Kedrion was presented with an Industry Innovation Award from the US National Organization for Rare Disorders (NORD).
The award recognizes Kedrion’s therapy, RYPLAZIM®, the first FDA-approved treatment for Plasminogen Deficiency Type 1 (PLGD-1). The product was developed by our recently acquired subsidiary Prometic in Laval, Canada.
The award was presented Sunday at NORD’s Rare Impact Awards at the Rock & Roll Hall of Fame in Cleveland, Ohio. NORD holds these Awards annually to recognize individuals and organizations making extraordinary strides on behalf of the millions of Americans impacted by rare diseases.
Giorgio Masetti, VP, US Regional Commercial Director of Kedrion Biopharma accepted the award. “We thank NORD for this honor and for all the important work they do to support those who suffer from rare diseases and conditions. I’d also like to give special recognition to our colleagues at Prometic in Laval, Canada, whose creativity, hard work, and persistence resulted in this treatment”.
Masetti said “Our mission at Kedrion is to provide patients with rare disease and conditions relief and hope. Those suffering from Congenital Plasminogen Deficiency have suffered for years without either. We are very pleased to provide this treatment to them.”
The award was presented by Dr. Rebecca Bialas, the mother of a child with PLGD-1.“I’m so thankful that folks at Kedrion have taken up this cause and are doing all the wonderful things that they’re doing. I can’t put into words how thankful I am that this is happening,” said Rebecca. This treatment has given us hope that we can move forward with a future for our children and other patients with this disorder.” Bialas and her husband Ryan founded the Plasminogen Deficiency Foundation, whose mission is to advance the care and treatment of patients with plasminogen deficiency.

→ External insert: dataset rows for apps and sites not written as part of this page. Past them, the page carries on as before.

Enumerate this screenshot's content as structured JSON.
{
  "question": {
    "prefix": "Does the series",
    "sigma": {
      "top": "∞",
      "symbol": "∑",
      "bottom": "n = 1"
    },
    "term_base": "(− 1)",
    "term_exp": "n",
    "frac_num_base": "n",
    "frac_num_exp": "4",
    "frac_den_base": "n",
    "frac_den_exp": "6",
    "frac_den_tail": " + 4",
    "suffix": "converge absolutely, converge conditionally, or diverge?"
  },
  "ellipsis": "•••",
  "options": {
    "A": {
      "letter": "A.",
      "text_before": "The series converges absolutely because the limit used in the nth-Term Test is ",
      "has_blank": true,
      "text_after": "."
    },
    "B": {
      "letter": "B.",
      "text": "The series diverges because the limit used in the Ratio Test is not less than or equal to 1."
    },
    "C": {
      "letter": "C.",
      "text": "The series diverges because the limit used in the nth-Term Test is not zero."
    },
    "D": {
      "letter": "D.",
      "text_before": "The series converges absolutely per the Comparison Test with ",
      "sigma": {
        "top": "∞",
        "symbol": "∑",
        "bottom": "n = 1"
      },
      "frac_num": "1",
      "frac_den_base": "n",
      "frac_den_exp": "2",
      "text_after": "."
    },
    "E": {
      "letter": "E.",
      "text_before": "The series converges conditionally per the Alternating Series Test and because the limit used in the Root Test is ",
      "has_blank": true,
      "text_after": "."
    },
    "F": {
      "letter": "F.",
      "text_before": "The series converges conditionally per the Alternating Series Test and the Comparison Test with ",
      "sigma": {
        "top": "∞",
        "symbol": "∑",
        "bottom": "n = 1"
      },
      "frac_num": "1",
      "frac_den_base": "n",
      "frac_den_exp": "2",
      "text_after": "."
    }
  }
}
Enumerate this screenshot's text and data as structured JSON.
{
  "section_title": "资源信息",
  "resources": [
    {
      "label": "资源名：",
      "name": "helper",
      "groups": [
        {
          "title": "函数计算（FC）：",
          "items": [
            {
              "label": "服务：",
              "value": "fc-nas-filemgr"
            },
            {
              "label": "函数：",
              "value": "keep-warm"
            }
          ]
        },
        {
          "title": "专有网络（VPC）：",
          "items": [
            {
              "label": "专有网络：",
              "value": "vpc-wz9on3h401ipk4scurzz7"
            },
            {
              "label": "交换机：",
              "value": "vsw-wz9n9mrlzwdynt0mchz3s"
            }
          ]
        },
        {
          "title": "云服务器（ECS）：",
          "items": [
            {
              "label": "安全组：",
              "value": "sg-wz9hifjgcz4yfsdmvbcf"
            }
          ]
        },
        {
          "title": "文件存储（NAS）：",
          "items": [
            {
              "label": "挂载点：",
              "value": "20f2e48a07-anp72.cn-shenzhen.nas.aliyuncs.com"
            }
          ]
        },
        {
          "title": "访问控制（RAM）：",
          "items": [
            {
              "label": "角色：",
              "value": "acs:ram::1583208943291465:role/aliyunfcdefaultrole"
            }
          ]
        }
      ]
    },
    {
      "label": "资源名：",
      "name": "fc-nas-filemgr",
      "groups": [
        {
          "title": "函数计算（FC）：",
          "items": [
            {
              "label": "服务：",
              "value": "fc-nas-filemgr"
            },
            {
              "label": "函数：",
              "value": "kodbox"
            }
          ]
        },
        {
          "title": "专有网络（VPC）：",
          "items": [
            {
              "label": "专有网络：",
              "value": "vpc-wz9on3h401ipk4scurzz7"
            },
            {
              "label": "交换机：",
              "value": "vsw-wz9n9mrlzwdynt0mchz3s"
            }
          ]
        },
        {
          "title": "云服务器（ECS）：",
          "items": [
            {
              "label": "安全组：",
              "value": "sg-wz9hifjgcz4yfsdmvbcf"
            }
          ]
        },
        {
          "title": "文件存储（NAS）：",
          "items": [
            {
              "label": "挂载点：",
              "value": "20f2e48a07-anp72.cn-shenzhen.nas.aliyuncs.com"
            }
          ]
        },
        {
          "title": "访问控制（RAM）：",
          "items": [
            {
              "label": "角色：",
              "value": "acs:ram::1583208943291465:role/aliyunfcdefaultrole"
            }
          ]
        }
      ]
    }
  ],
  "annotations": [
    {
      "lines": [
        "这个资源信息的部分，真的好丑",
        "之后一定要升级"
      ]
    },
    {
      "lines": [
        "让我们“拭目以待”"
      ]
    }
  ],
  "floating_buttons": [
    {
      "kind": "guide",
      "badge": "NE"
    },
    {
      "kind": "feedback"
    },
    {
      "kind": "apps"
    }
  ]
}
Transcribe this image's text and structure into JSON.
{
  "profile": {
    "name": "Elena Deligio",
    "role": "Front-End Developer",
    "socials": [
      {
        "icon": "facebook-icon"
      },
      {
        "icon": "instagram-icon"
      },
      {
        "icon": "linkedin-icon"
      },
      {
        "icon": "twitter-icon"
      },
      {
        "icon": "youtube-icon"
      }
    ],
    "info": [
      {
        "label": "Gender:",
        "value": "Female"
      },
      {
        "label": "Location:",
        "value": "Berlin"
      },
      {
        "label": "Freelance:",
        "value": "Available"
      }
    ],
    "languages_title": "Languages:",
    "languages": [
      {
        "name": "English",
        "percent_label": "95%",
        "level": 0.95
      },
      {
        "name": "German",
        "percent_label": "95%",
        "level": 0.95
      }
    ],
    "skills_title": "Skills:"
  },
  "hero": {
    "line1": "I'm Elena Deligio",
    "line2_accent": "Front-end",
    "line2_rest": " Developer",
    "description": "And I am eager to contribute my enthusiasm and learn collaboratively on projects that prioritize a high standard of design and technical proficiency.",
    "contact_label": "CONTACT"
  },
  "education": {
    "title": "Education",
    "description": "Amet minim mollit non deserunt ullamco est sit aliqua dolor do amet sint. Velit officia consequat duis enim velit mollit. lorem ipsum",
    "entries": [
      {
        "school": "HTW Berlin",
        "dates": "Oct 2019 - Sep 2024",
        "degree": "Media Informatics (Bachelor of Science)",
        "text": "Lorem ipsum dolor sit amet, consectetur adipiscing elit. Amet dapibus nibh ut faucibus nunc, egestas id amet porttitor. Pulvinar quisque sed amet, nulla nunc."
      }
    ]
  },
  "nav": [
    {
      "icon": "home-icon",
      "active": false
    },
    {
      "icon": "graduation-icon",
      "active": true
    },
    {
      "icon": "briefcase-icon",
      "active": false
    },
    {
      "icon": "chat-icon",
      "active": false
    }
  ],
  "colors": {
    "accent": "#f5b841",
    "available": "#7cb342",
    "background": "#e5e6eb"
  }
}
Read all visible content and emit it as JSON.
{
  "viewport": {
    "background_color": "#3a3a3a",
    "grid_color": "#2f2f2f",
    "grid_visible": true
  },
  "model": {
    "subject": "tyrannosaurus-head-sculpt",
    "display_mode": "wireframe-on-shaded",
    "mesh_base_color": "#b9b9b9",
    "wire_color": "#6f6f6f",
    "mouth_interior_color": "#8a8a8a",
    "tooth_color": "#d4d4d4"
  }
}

This award is a recognition of just one step in Kedrion Biopharma’s historical journey. Kedrion Executive Chairman Paolo Marcucci notes, “From our inception, we have been dedicated to the mission of providing relief to people suffering from rare and debilitating diseases and conditions. Our generous donors offer us the profound opportunity to develop life-changing therapies. In this way we see ourselves as offering a bridge between donors and patients, despair and hope. We embarked on the specific quest to develop a treatment for Congenital Plasminogen Deficiency some fifteen years ago; today we accept this award with great pride”.